Following the same thought process, give the patient or their family gift cards to local restaurants, pharmacies, and grocery stores, to help buy essentials. A gift card allows them to purchase things they would enjoy while reducing their financial burden.
Mesothelioma requires several appointments for doctor visits, chemotherapy, medical tests, radiation, or invasive procedures. Many of those require a ride as they are not able to drive themselves home.
Offer to take your friend or family member wherever they need to go. You can stay or drop them off and return or share the duty with another friend who will pick them up.
There are a number of home services you can provide for the patient and their family. It’s possible family members do not have the time to complete some tasks.
Whether it is handyman chores around the house or a cleaning service to do the dusting and vacuuming, providing the family with a service is actually a gift of time. The most valuable thing you can give to a mesothelioma patient and their family is time.
Whether to a magazine, Netflix, or Audible.com, purchasing a monthly subscription is extremely inexpensive, but these can provide unlimited hours of entertainment and distraction. Sometimes distraction is a valuable gift for a mesothelioma patient.
Maybe you are a frequent flier who has racked up lots of airline miles, or maybe you can donate a condo in an appealing resort area. If so, you can help by providing a much-needed vacation to the patient and his or her family. Just be sure they are physically able to go before offering.
A vacation gives the patient and loved ones the opportunity to get away from their cancer treatment. This gesture is extremely considerate and will be very much appreciated.
How Do You Care for Someone with Mesothelioma?
Providing support and being a caregiver are two different things. Caregiving for a patient with terminal cancer is a big job. It requires a major time commitment and can affect you in ways you never realized. Caregivers often need their own support.
If you are considering offering more than just support to a loved one with mesothelioma, first learn more about what it entails. Caregivers play many roles:
- Coordinating and driving to medical appointments
- Doing household chores, like cooking and cleaning
- Providing assistance with hygiene
- Managing medical bills and finances
- Administering medications
- Communicating with the medical team
Being a caregiver is a big job, even if you share it with other people. It takes a physical and emotional toll, so consider it carefully before making that commitment.
As a loved one of someone struggling with this terrible disease, you want to help. Provide support in any way they find useful, including practical tasks. Sometimes, just being there for a friend or family member is enough.

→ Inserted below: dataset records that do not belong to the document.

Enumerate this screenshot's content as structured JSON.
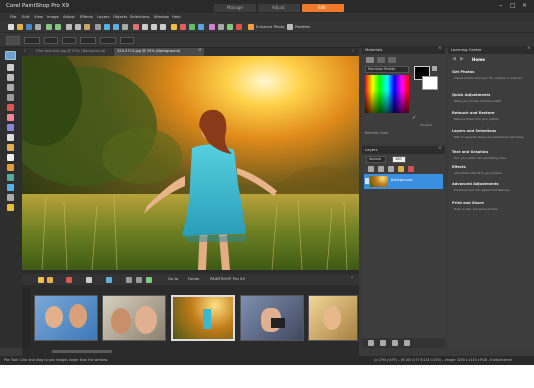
{
  "app": {
    "title": "Corel PaintShop Pro X9"
  },
  "workspace_tabs": [
    {
      "label": "Manage",
      "active": false
    },
    {
      "label": "Adjust",
      "active": false
    },
    {
      "label": "Edit",
      "active": true
    }
  ],
  "menu": [
    "File",
    "Edit",
    "View",
    "Image",
    "Adjust",
    "Effects",
    "Layers",
    "Objects",
    "Selections",
    "Window",
    "Help"
  ],
  "toolbar": {
    "enhance_photo": "Enhance Photo",
    "palettes": "Palettes"
  },
  "doc_tabs": [
    {
      "label": "Film-textures.jpg @ 25% (Background)",
      "active": false
    },
    {
      "label": "320-5713.jpg @ 25% (Background)",
      "active": true
    }
  ],
  "organizer": {
    "go_to": "Go to",
    "folder": "Folder",
    "folder_path": "PAINTSHOP Pro X9"
  },
  "materials": {
    "title": "Materials",
    "palette": "Rainbow Palette",
    "recently_used": "Recently Used",
    "all_tools": "All tools"
  },
  "layers": {
    "title": "Layers",
    "blend_mode": "Normal",
    "opacity": "100",
    "background_layer": "Background"
  },
  "learning": {
    "title": "Learning Center",
    "home": "Home",
    "items": [
      {
        "title": "Get Photos",
        "desc": "Import photos from your PC, camera, or scanner."
      },
      {
        "title": "Quick Adjustments",
        "desc": "Make your photos look their best!"
      },
      {
        "title": "Retouch and Restore",
        "desc": "Remove flaws from your photos."
      },
      {
        "title": "Layers and Selections",
        "desc": "Edit on separate layers and selectively edit areas."
      },
      {
        "title": "Text and Graphics",
        "desc": "Turn your photo into something more."
      },
      {
        "title": "Effects",
        "desc": "Add artistic effects to your photos."
      },
      {
        "title": "Advanced Adjustments",
        "desc": "Enhanced and rich adjustment features."
      },
      {
        "title": "Print and Share",
        "desc": "Print, e-mail, and share photos."
      }
    ]
  },
  "status": {
    "hint": "Pan Tool: Click and drag to pan images larger than the window.",
    "info": "(x:1794 y:479) -- (R:105 G:77 B:114 O:255) -- Image: 3200 x 2133 x RGB - 8 bits/channel"
  },
  "colors": {
    "accent": "#f07a2a",
    "selection": "#3b8fe0",
    "panel": "#3d3d3d",
    "titlebar": "#2a2a2a"
  }
}
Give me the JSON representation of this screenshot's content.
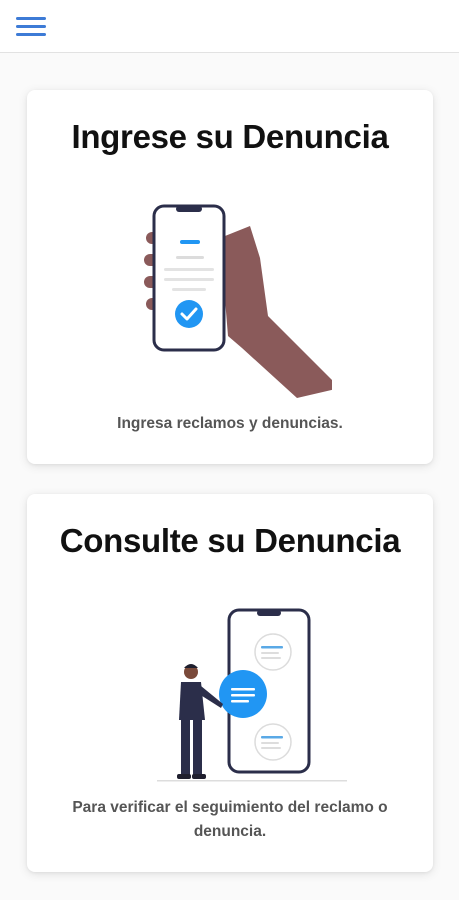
{
  "header": {
    "menu_icon": "hamburger-menu-icon",
    "accent_color": "#3d7bd6"
  },
  "cards": [
    {
      "title": "Ingrese su Denuncia",
      "description": "Ingresa reclamos y denuncias.",
      "illustration": "hand-holding-phone-checkmark-illustration"
    },
    {
      "title": "Consulte su Denuncia",
      "description": "Para verificar el seguimiento del reclamo o denuncia.",
      "illustration": "person-with-phone-chat-bubbles-illustration"
    }
  ],
  "colors": {
    "accent_blue": "#2196f3",
    "hand": "#8a5a5a",
    "phone_outline": "#2b2e4a"
  }
}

If you or a family member has been diagnosed with mesothelioma, contact an asbestos lawyer. They can explain legal options and help you seek compensation for medical expenses.Get Your FREE Mesothelioma Packet
Page Written by Mary Ellen Ellis
Mary Ellen Ellis has been the head writer for Mesothelioma.net since 2016. With hundreds of mesothelioma and asbestos articles to her credit, she is one of the most experienced writers on these topics. Her degrees and background in science and education help her explain complicated medical topics for a wider audience. Mary Ellen takes pride in providing her readers with the critical information they need following a diagnosis of an asbestos-related illness.
Page Medically Reviewed and Edited by Anne Courtney, AOCNP, DNP
Anne Courtney has a Doctor of Nursing Practice degree and is an Advanced Oncology Certified Nurse Practitioner. She has years of oncology experience working with patients with malignant mesothelioma, as well as other types of cancer. Dr. Courtney currently works at University of Texas LIVESTRONG Cancer Institutes.